Normal to above normal rainfall is most likely during the 2022 southwest monsoon season (June – September) over most parts of the South Asia, according to an authoritative seasonal forecast from the South Asian Climate Outlook Forum.
Geographically, above normal rainfall is most likely along the foot hills of Himalayas, many areas of northwestern and central parts of the region, and some areas of east and southern parts of the region. However, below normal rainfall is most likely over some areas of extreme north, northwest, and south, and southeastern parts of the region. The seasonal rainfall is most likely to be normal over the remaining areas of the region.
From June through September, the Southwest Monsoon dominates life in much of South Asia. Accounting for 75-90 per cent of the annual rainfall in most parts of the region (excepting Sri Lanka and southeastern India), the monsoon has an all-pervading influence on the socio-economic fabric of the region and thus of the national economies of South Asian countries.
Advance information about the likely performance of the monsoon underpins planning and decision-making in climate-sensitive sectors such as agriculture and informs public health and risk-management strategies.

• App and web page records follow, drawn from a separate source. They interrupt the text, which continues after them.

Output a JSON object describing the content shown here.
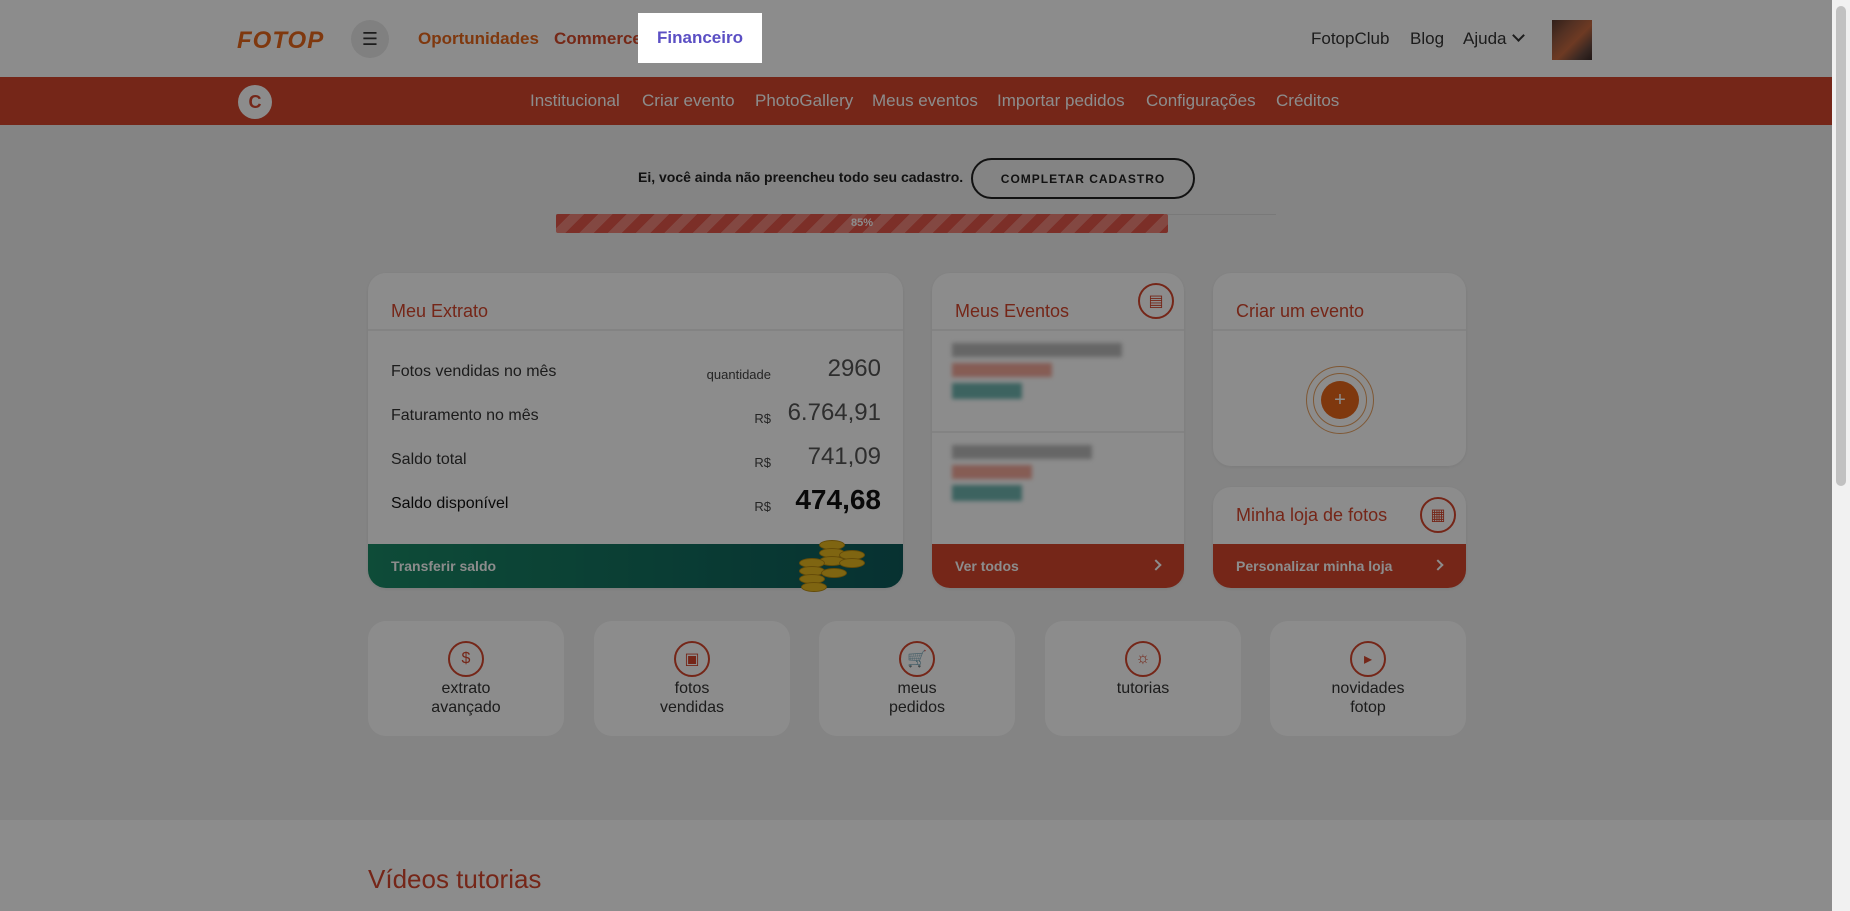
{
  "header": {
    "logo": "FOTOP",
    "menu_icon": "hamburger-icon",
    "nav": [
      "Oportunidades",
      "Commerce",
      "Financeiro"
    ],
    "active_nav": "Financeiro",
    "right_links": [
      "FotopClub",
      "Blog",
      "Ajuda"
    ]
  },
  "subnav": {
    "user_initial": "C",
    "items": [
      "Institucional",
      "Criar evento",
      "PhotoGallery",
      "Meus eventos",
      "Importar pedidos",
      "Configurações",
      "Créditos"
    ]
  },
  "profile": {
    "message": "Ei, você ainda não preencheu todo seu cadastro.",
    "button": "COMPLETAR CADASTRO",
    "progress_label": "85%",
    "progress_value": 85
  },
  "extrato": {
    "title": "Meu Extrato",
    "rows": [
      {
        "label": "Fotos vendidas no mês",
        "unit": "quantidade",
        "value": "2960"
      },
      {
        "label": "Faturamento no mês",
        "unit": "R$",
        "value": "6.764,91"
      },
      {
        "label": "Saldo total",
        "unit": "R$",
        "value": "741,09"
      },
      {
        "label": "Saldo disponível",
        "unit": "R$",
        "value": "474,68"
      }
    ],
    "footer": "Transferir saldo"
  },
  "eventos": {
    "title": "Meus Eventos",
    "footer": "Ver todos"
  },
  "criar": {
    "title": "Criar um evento"
  },
  "loja": {
    "title": "Minha loja de fotos",
    "footer": "Personalizar minha loja"
  },
  "quick": [
    {
      "line1": "extrato",
      "line2": "avançado",
      "icon": "dollar-icon"
    },
    {
      "line1": "fotos",
      "line2": "vendidas",
      "icon": "photo-icon"
    },
    {
      "line1": "meus",
      "line2": "pedidos",
      "icon": "cart-icon"
    },
    {
      "line1": "tutorias",
      "line2": "",
      "icon": "lightbulb-icon"
    },
    {
      "line1": "novidades",
      "line2": "fotop",
      "icon": "megaphone-icon"
    }
  ],
  "tutorials": {
    "title": "Vídeos tutorias"
  },
  "colors": {
    "brand_orange": "#e8661a",
    "brand_red": "#d5462c",
    "active_purple": "#5b4fc4",
    "green": "#1a8a66"
  }
}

The seasonal daytime maximum temperatures are most likely to be normal to below normal over most parts of the region except over extreme northwest and some areas of northern and northeastern parts of the region. Maximum temperatures are expected to be normal over remaining parts of the region.
The outlook factored in observed and emerging climatic features that influence the performance of the southwest monsoon, such as the El Niño-Southern Oscillation (ENSO) conditions over the equatorial Pacific, Indian Ocean Dipole, winter and spring Northern Hemisphere snow cover and land surface temperature anomalies.
The South Asian Climate Outlook Forum took place remotely from 26-28 April. It was attended by experts from the National Meteorological and Hydrological Services (NMHSs) of nine South Asian countries as well as from global and regional climate centres and agencies including WMO Regional Climate Centre Pune (RCC-Pune), UK Met Office, WMO and Regional Integrated Multi-hazard Early-warning System for Asia and Africa.
SASCOF-22 is followed by the Climate services User Session for climate sensitive sectors: agriculture, water, disaster risk reduction and health, It focuses on sharing, understanding and interpreting the seasonal climate information to make effective use of it to manage climate risks in the region. The session will also identify further needs of the sectors in terms of customized products and tools to support decision-making.
SASCOF was launched in 2010 under the auspices of WMO to engage South Asian countries that share a strong and common interest in understanding and forecasting the monsoon. It is one of a worldwide network of Regional Climate Outlook Forums supported by WMO and its partners to promote collaboration and information sharing on seasonal climate prediction and related issues.